Records excerpted from a collection
━━━━

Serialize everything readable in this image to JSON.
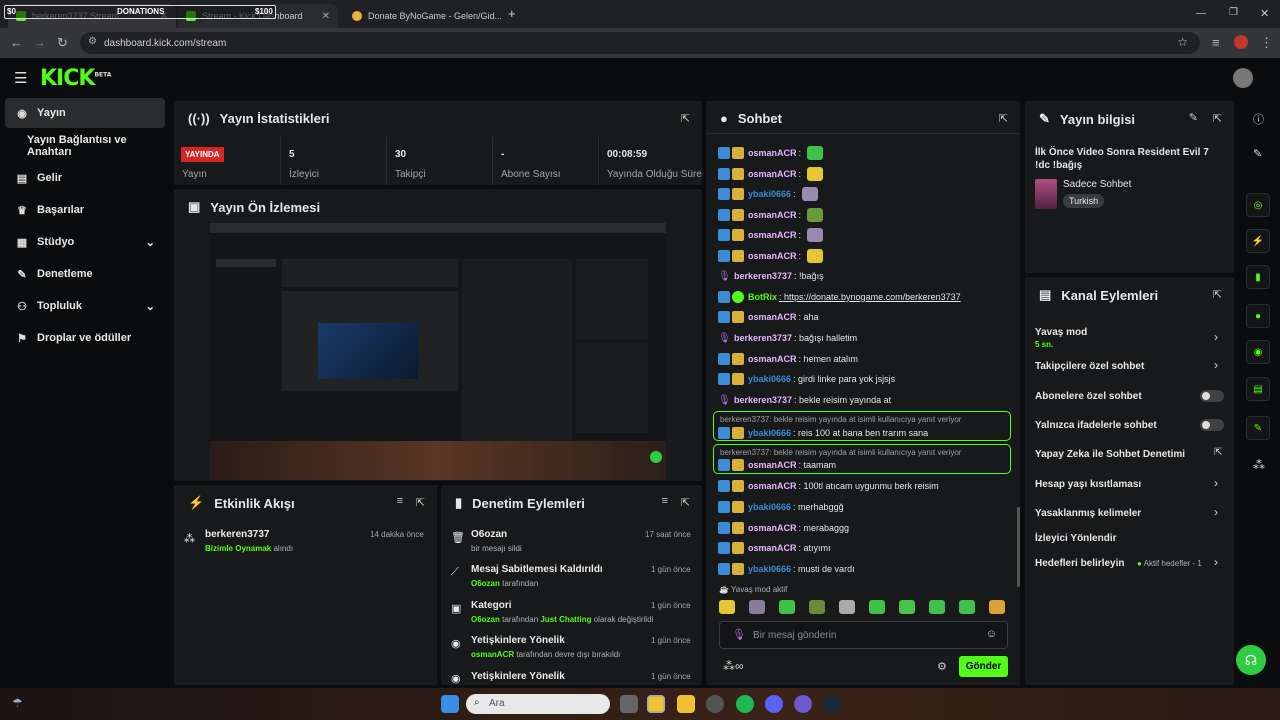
{
  "browser": {
    "tabs": [
      {
        "title": "berkeren3737 Stream"
      },
      {
        "title": "Stream - Kick Dashboard"
      },
      {
        "title": "Donate ByNoGame - Gelen/Gid..."
      }
    ],
    "overlay": {
      "left_amount": "$0",
      "label": "DONATIONS",
      "right_amount": "$100"
    },
    "url": "dashboard.kick.com/stream"
  },
  "app": {
    "logo": "KICK",
    "logo_beta": "BETA"
  },
  "sidebar": {
    "items": [
      {
        "label": "Yayın",
        "icon": "broadcast-icon"
      },
      {
        "label": "Yayın Bağlantısı ve Anahtarı",
        "icon": ""
      },
      {
        "label": "Gelir",
        "icon": "revenue-icon"
      },
      {
        "label": "Başarılar",
        "icon": "trophy-icon"
      },
      {
        "label": "Stüdyo",
        "icon": "studio-icon"
      },
      {
        "label": "Denetleme",
        "icon": "wrench-icon"
      },
      {
        "label": "Topluluk",
        "icon": "community-icon"
      },
      {
        "label": "Droplar ve ödüller",
        "icon": "drops-icon"
      }
    ]
  },
  "stats": {
    "title": "Yayın İstatistikleri",
    "live_badge": "YAYINDA",
    "live_label": "Yayın",
    "items": [
      {
        "value": "5",
        "label": "İzleyici"
      },
      {
        "value": "30",
        "label": "Takipçi"
      },
      {
        "value": "-",
        "label": "Abone Sayısı"
      },
      {
        "value": "00:08:59",
        "label": "Yayında Olduğu Süre"
      }
    ]
  },
  "preview": {
    "title": "Yayın Ön İzlemesi"
  },
  "activity": {
    "title": "Etkinlik Akışı",
    "items": [
      {
        "user": "berkeren3737",
        "time": "14 dakika önce",
        "highlight": "Bizimle Oynamak",
        "suffix": " alındı"
      }
    ]
  },
  "moderation": {
    "title": "Denetim Eylemleri",
    "items": [
      {
        "title": "O6ozan",
        "time": "17 saat önce",
        "pre": "",
        "hl": "",
        "rest": "bir mesajı sildi",
        "hl2": "",
        "rest2": ""
      },
      {
        "title": "Mesaj Sabitlemesi Kaldırıldı",
        "time": "1 gün önce",
        "pre": "",
        "hl": "O6ozan",
        "rest": " tarafından",
        "hl2": "",
        "rest2": ""
      },
      {
        "title": "Kategori",
        "time": "1 gün önce",
        "pre": "",
        "hl": "O6ozan",
        "rest": " tarafından ",
        "hl2": "Just Chatting",
        "rest2": " olarak değiştirildi"
      },
      {
        "title": "Yetişkinlere Yönelik",
        "time": "1 gün önce",
        "pre": "",
        "hl": "osmanACR",
        "rest": " tarafından devre dışı bırakıldı",
        "hl2": "",
        "rest2": ""
      },
      {
        "title": "Yetişkinlere Yönelik",
        "time": "1 gün önce",
        "pre": "",
        "hl": "",
        "rest": "",
        "hl2": "",
        "rest2": ""
      }
    ]
  },
  "chat": {
    "title": "Sohbet",
    "messages": [
      {
        "user": "osmanACR",
        "text": ":",
        "color": "#e8b4ff"
      },
      {
        "user": "osmanACR",
        "text": ":",
        "color": "#e8b4ff"
      },
      {
        "user": "ybaki0666",
        "text": ":",
        "color": "#3b8bd6"
      },
      {
        "user": "osmanACR",
        "text": ":",
        "color": "#e8b4ff"
      },
      {
        "user": "osmanACR",
        "text": ":",
        "color": "#e8b4ff"
      },
      {
        "user": "osmanACR",
        "text": ":",
        "color": "#e8b4ff"
      },
      {
        "user": "berkeren3737",
        "text": ": !bağış",
        "color": "#e8b4ff"
      },
      {
        "user": "BotRix",
        "text": ": https://donate.bynogame.com/berkeren3737",
        "color": "#53fc18"
      },
      {
        "user": "osmanACR",
        "text": ": aha",
        "color": "#e8b4ff"
      },
      {
        "user": "berkeren3737",
        "text": ": bağışı halletim",
        "color": "#e8b4ff"
      },
      {
        "user": "osmanACR",
        "text": ": hemen atalım",
        "color": "#e8b4ff"
      },
      {
        "user": "ybaki0666",
        "text": ": girdi linke para yok jsjsjs",
        "color": "#3b8bd6"
      },
      {
        "user": "berkeren3737",
        "text": ": bekle reisim yayında at",
        "color": "#e8b4ff"
      },
      {
        "user": "ybaki0666",
        "text": ": reis 100 at bana ben trarım sana",
        "color": "#3b8bd6"
      },
      {
        "user": "osmanACR",
        "text": ": taamam",
        "color": "#e8b4ff"
      },
      {
        "user": "osmanACR",
        "text": ": 100tl atıcam uygunmu berk reisim",
        "color": "#e8b4ff"
      },
      {
        "user": "ybaki0666",
        "text": ": merhabggğ",
        "color": "#3b8bd6"
      },
      {
        "user": "osmanACR",
        "text": ": merabaggg",
        "color": "#e8b4ff"
      },
      {
        "user": "osmanACR",
        "text": ": atıyımı",
        "color": "#e8b4ff"
      },
      {
        "user": "ybaki0666",
        "text": ": musti de vardı",
        "color": "#3b8bd6"
      }
    ],
    "reply_note": "berkeren3737: bekle reisim yayında at isimli kullanıcıya yanıt veriyor",
    "slow_mode": "Yavaş mod aktif",
    "input_placeholder": "Bir mesaj gönderin",
    "send_label": "Gönder"
  },
  "stream_info": {
    "title": "Yayın bilgisi",
    "stream_title": "İlk Önce Video Sonra Resident Evil 7 !dc !bağış",
    "category": "Sadece Sohbet",
    "language": "Turkish"
  },
  "channel_actions": {
    "title": "Kanal Eylemleri",
    "slow_mode": "Yavaş mod",
    "slow_mode_value": "5 sn.",
    "followers_only": "Takipçilere özel sohbet",
    "subscribers_only": "Abonelere özel sohbet",
    "emotes_only": "Yalnızca ifadelerle sohbet",
    "ai_moderation": "Yapay Zeka ile Sohbet Denetimi",
    "account_age": "Hesap yaşı kısıtlaması",
    "banned_words": "Yasaklanmış kelimeler",
    "raid": "İzleyici Yönlendir",
    "goals": "Hedefleri belirleyin",
    "goals_status": "Aktif hedefler - 1"
  },
  "taskbar": {
    "search_placeholder": "Ara"
  }
}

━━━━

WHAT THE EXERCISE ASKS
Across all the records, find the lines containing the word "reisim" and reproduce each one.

ANSWER TO THIS EXERCISE
        "text": ": bekle reisim yayında at",
        "text": ": 100tl atıcam uygunmu berk reisim",
    "reply_note": "berkeren3737: bekle reisim yayında at isimli kullanıcıya yanıt veriyor",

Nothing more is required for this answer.